TASK OBJECTIVE — Every line in the records below with the string "content" needs to be copied out.

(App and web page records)
Start of Block

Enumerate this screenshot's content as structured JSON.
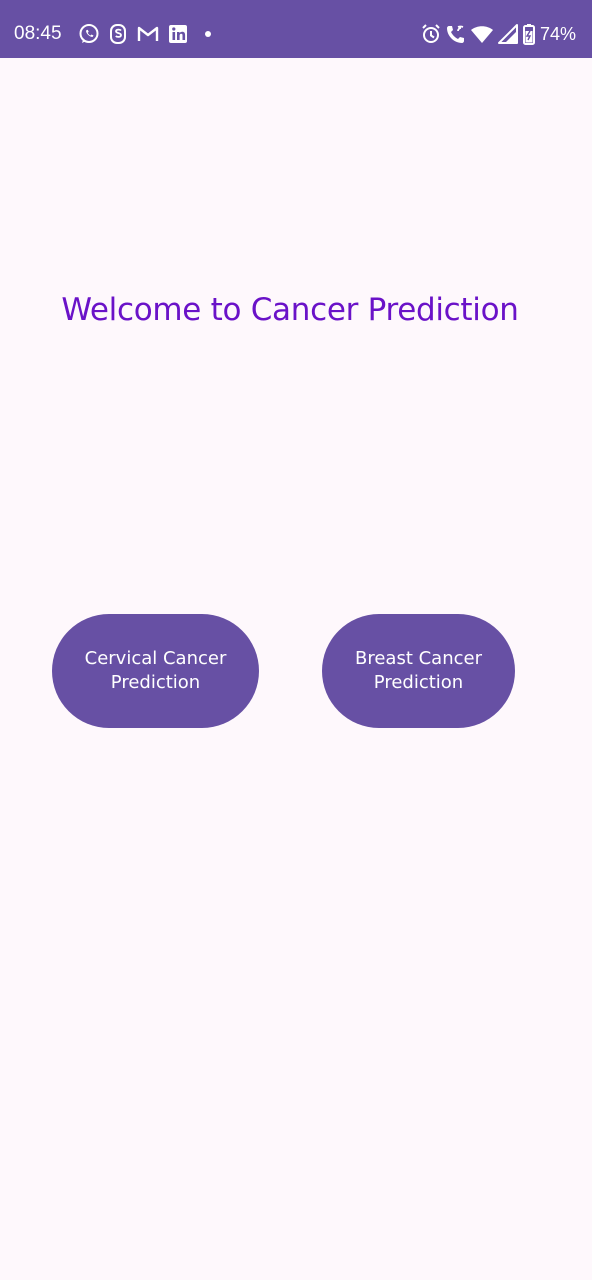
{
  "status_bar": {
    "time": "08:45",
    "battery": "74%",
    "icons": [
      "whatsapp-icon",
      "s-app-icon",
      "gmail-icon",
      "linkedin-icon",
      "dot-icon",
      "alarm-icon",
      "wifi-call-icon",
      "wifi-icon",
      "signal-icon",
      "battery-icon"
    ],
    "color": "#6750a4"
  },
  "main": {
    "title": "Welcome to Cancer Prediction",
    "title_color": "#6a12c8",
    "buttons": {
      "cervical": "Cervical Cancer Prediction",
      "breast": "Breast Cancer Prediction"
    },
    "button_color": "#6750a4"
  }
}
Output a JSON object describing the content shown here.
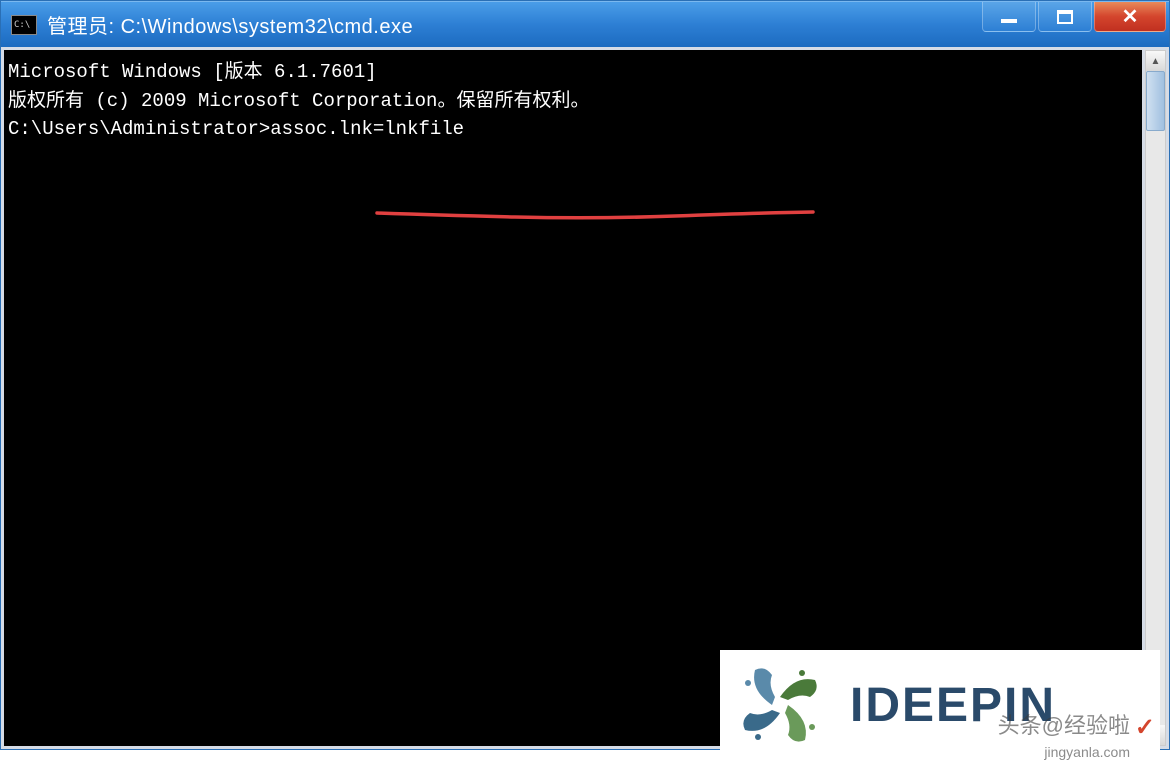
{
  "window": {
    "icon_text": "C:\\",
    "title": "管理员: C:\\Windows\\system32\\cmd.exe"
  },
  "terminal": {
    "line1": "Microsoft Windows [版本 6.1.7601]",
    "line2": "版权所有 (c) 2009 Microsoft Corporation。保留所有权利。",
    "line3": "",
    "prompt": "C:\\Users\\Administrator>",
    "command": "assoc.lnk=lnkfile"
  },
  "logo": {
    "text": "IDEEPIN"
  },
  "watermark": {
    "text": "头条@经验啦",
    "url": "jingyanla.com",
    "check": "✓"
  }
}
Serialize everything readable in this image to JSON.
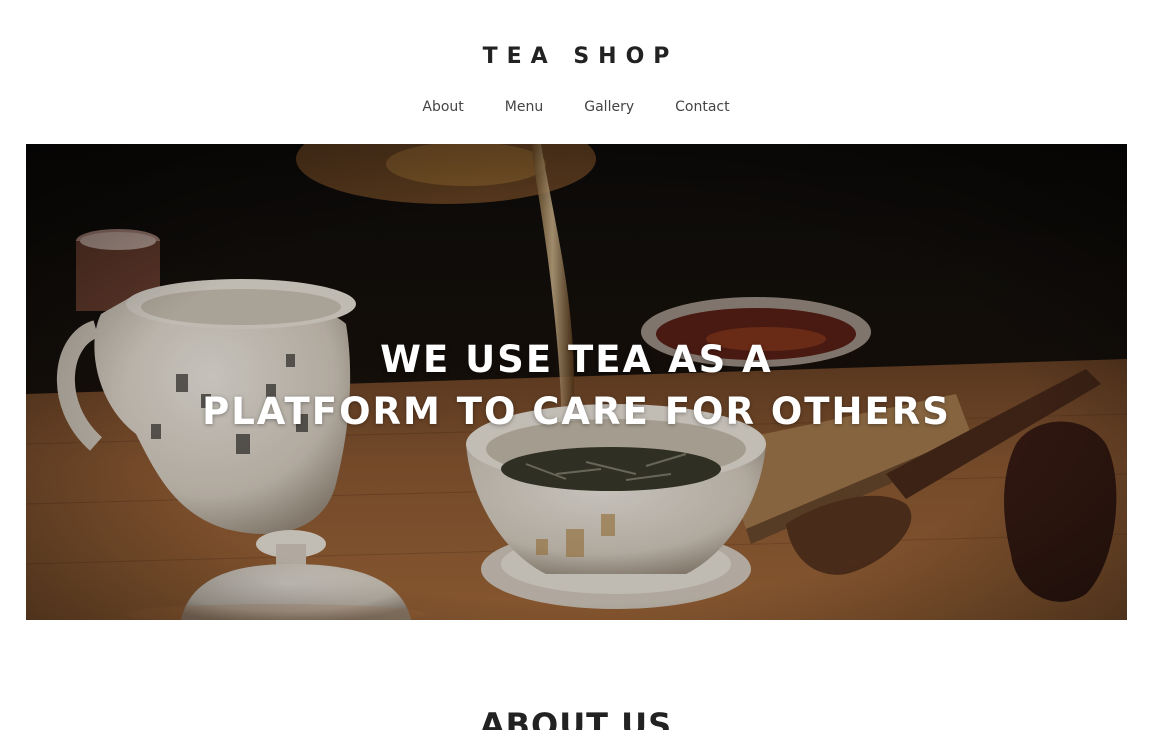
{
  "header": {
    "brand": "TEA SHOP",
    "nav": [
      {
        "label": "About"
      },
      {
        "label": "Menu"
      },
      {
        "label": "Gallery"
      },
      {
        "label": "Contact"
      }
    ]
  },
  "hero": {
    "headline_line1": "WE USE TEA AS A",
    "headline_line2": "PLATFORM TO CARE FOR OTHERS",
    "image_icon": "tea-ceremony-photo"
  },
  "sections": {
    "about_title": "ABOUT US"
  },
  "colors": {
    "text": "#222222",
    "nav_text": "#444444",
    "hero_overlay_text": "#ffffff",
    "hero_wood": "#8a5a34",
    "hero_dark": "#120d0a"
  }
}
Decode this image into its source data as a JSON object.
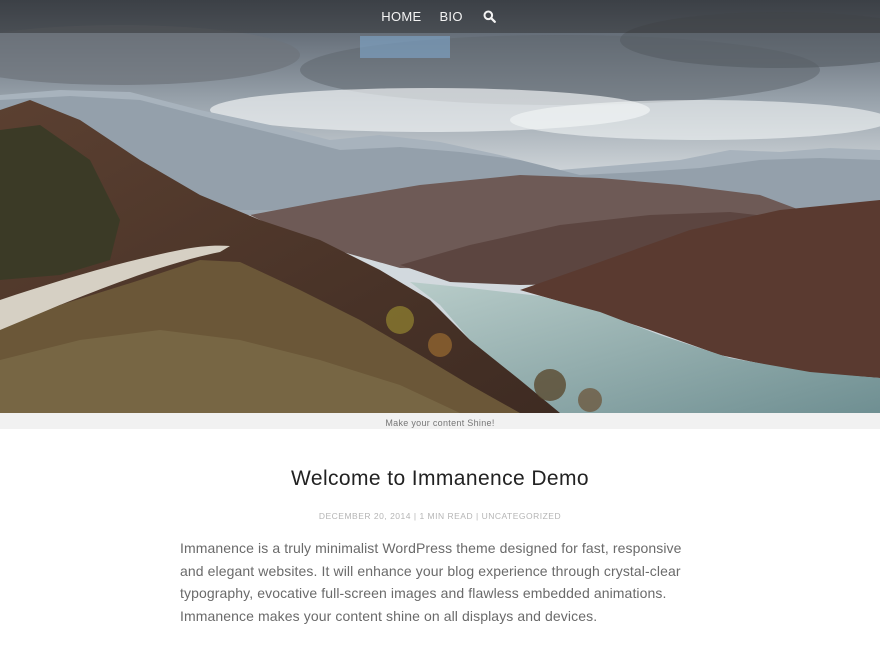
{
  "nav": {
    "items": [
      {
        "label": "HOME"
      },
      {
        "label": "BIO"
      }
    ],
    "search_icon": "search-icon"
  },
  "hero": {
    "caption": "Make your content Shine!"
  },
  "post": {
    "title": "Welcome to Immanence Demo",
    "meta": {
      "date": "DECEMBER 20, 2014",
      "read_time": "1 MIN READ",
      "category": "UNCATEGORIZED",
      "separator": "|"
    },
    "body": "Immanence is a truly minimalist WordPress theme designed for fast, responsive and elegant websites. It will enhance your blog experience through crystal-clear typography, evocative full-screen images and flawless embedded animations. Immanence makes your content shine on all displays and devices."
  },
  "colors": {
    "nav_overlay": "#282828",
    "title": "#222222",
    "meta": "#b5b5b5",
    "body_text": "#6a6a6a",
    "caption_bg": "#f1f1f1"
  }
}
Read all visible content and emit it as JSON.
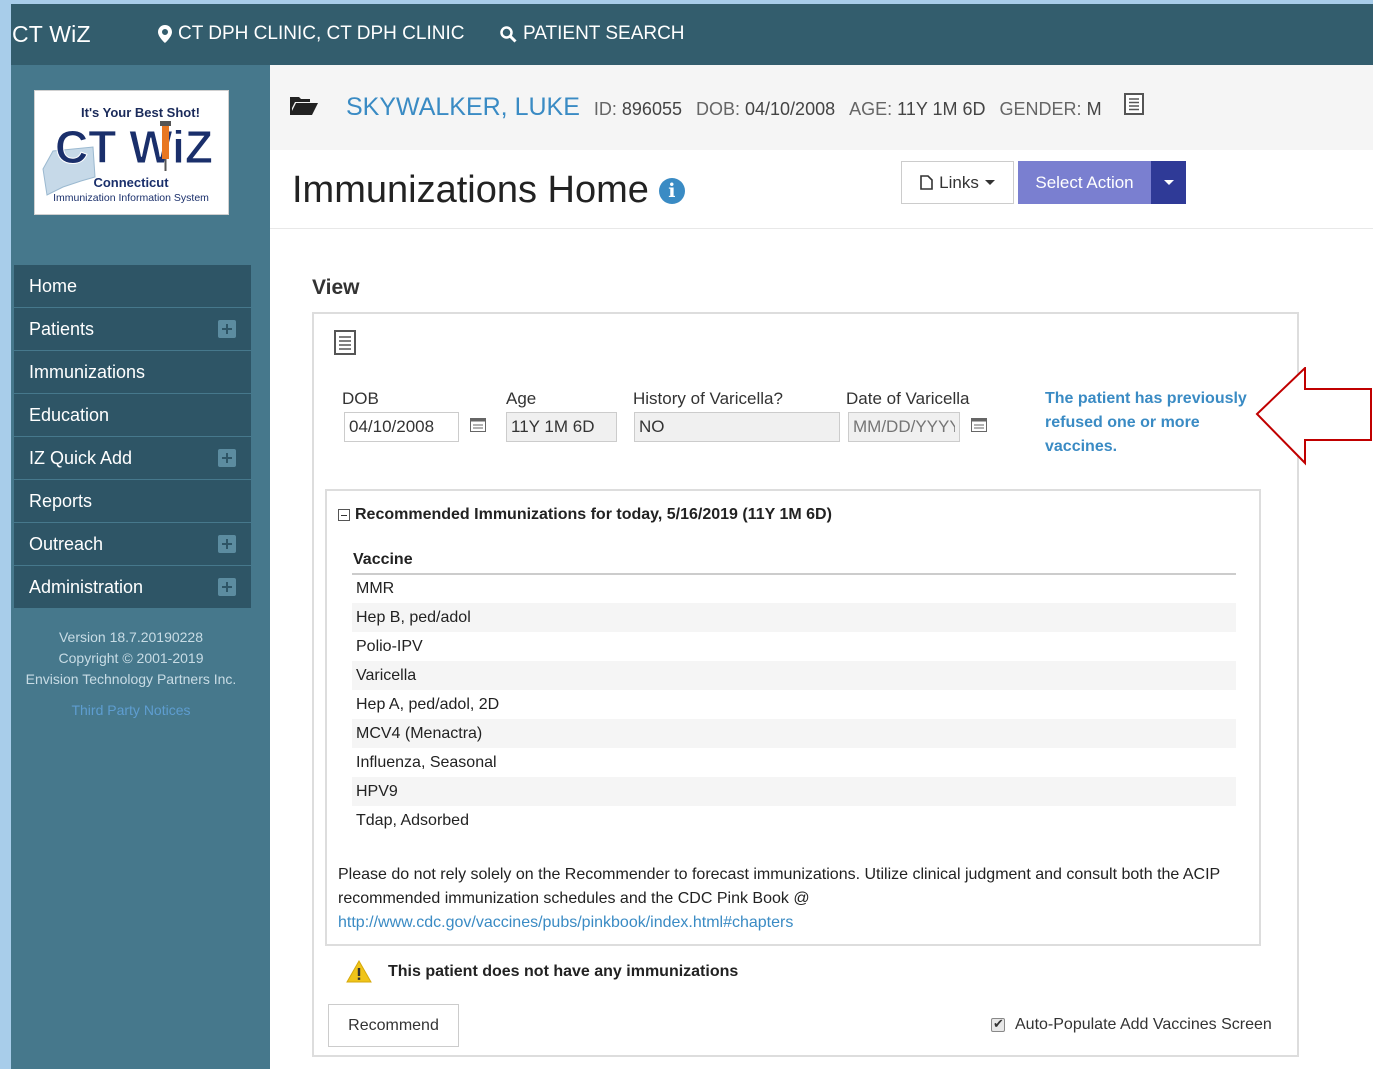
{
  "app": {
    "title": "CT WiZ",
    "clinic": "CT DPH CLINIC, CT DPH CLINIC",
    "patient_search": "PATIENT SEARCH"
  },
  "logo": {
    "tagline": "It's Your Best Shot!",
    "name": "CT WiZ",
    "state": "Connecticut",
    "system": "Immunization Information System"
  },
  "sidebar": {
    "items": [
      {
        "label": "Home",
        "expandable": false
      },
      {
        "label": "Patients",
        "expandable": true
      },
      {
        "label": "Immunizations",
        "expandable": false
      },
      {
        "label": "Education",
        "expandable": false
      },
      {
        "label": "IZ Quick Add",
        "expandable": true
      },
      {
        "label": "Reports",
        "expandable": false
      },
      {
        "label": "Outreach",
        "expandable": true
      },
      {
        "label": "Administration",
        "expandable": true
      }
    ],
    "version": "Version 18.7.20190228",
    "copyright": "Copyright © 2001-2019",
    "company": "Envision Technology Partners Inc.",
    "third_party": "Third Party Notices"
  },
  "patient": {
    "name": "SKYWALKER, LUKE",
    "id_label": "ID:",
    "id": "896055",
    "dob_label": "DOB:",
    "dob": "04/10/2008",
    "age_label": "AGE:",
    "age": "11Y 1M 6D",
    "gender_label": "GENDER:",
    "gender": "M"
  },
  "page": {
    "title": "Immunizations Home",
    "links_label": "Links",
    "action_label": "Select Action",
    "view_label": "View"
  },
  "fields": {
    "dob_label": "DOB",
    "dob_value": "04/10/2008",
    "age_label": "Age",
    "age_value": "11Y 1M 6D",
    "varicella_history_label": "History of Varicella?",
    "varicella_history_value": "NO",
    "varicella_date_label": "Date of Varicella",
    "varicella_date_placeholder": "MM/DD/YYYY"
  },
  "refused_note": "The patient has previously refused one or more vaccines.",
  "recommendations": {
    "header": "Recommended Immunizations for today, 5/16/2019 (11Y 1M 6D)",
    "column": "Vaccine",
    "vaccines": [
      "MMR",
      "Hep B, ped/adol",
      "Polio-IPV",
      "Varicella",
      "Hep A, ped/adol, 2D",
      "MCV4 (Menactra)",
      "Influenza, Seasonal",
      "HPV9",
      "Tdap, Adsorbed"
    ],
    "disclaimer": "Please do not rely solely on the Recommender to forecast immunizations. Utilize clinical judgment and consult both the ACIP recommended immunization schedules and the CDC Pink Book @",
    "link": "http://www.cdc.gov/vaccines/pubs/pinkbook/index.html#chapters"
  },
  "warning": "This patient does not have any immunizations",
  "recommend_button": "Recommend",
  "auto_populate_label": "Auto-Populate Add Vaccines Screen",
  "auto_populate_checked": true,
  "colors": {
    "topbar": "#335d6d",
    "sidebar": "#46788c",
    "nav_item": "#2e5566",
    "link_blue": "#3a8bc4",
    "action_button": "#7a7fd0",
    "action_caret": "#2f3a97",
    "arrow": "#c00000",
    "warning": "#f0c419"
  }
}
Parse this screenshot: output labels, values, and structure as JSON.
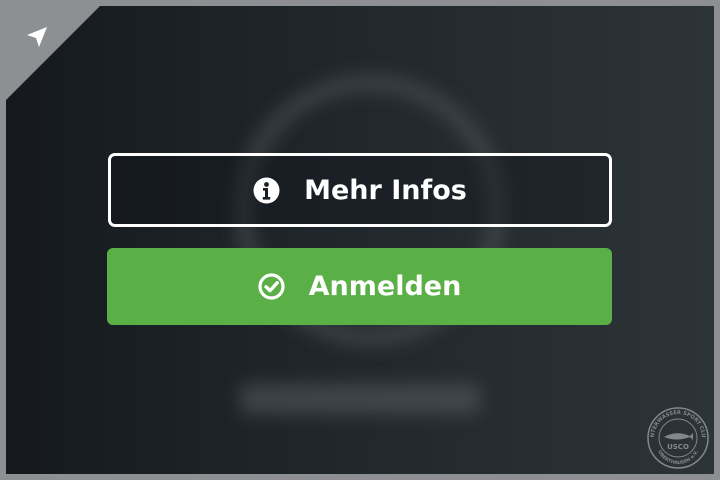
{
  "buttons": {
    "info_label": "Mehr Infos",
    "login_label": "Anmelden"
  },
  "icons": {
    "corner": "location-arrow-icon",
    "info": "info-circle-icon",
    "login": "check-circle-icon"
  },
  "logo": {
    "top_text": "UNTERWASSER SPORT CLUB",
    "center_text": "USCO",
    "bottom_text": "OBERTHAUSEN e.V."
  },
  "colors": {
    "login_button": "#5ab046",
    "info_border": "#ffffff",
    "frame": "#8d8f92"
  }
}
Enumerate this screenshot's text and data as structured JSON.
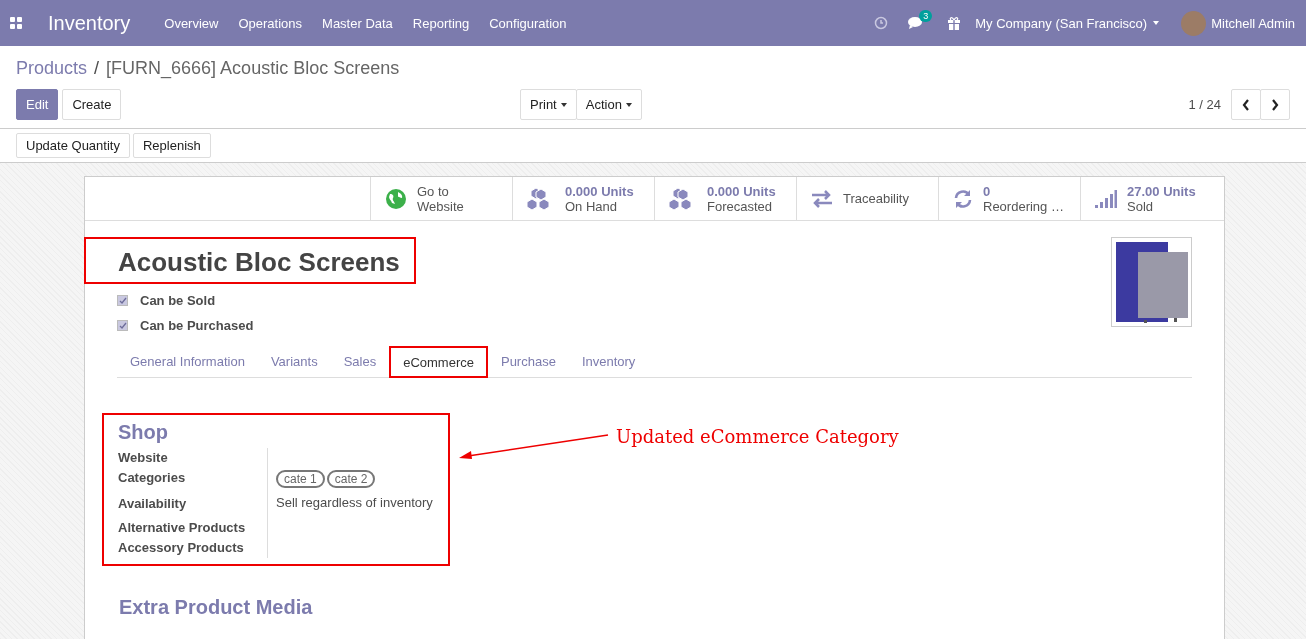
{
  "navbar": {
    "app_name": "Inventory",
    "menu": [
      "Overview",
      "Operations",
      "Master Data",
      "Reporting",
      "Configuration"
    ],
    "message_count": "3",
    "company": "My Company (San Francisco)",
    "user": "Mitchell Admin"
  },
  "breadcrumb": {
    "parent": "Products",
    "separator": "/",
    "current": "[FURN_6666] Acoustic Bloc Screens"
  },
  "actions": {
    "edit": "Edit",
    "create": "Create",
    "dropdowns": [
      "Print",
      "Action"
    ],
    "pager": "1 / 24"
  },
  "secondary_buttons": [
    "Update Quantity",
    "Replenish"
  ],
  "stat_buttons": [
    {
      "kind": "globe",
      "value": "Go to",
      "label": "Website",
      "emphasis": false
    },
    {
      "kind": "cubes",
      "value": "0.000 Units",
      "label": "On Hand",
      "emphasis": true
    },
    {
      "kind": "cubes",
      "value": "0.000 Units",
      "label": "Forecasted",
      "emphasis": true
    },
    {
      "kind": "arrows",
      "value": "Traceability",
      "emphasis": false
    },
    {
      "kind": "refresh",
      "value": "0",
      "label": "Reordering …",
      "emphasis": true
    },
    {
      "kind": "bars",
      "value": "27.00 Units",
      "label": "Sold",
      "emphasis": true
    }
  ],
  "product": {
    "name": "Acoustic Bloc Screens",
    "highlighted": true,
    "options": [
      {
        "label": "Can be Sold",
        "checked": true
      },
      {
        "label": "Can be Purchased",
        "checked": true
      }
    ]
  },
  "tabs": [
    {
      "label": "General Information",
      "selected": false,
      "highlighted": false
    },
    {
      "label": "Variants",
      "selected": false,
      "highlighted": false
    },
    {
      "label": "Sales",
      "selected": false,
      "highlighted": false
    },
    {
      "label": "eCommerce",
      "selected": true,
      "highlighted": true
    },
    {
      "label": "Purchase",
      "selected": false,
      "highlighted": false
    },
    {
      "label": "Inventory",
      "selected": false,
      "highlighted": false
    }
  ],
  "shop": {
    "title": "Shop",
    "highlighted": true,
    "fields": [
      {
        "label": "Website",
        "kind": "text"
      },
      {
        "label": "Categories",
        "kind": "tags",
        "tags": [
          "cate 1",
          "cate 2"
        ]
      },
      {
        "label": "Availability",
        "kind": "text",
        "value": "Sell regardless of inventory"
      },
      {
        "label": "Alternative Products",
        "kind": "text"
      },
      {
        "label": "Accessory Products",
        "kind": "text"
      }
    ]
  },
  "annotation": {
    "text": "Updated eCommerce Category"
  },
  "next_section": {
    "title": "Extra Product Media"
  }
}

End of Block

EXPECTED ANSWER —
Enumerate this screenshot's content as structured JSON.
Output a JSON object describing the content shown here.
    "caption": "Make your content Shine!"
    "body": "Immanence is a truly minimalist WordPress theme designed for fast, responsive and elegant websites. It will enhance your blog experience through crystal-clear typography, evocative full-screen images and flawless embedded animations. Immanence makes your content shine on all displays and devices."
Read all visible content and emit it as JSON.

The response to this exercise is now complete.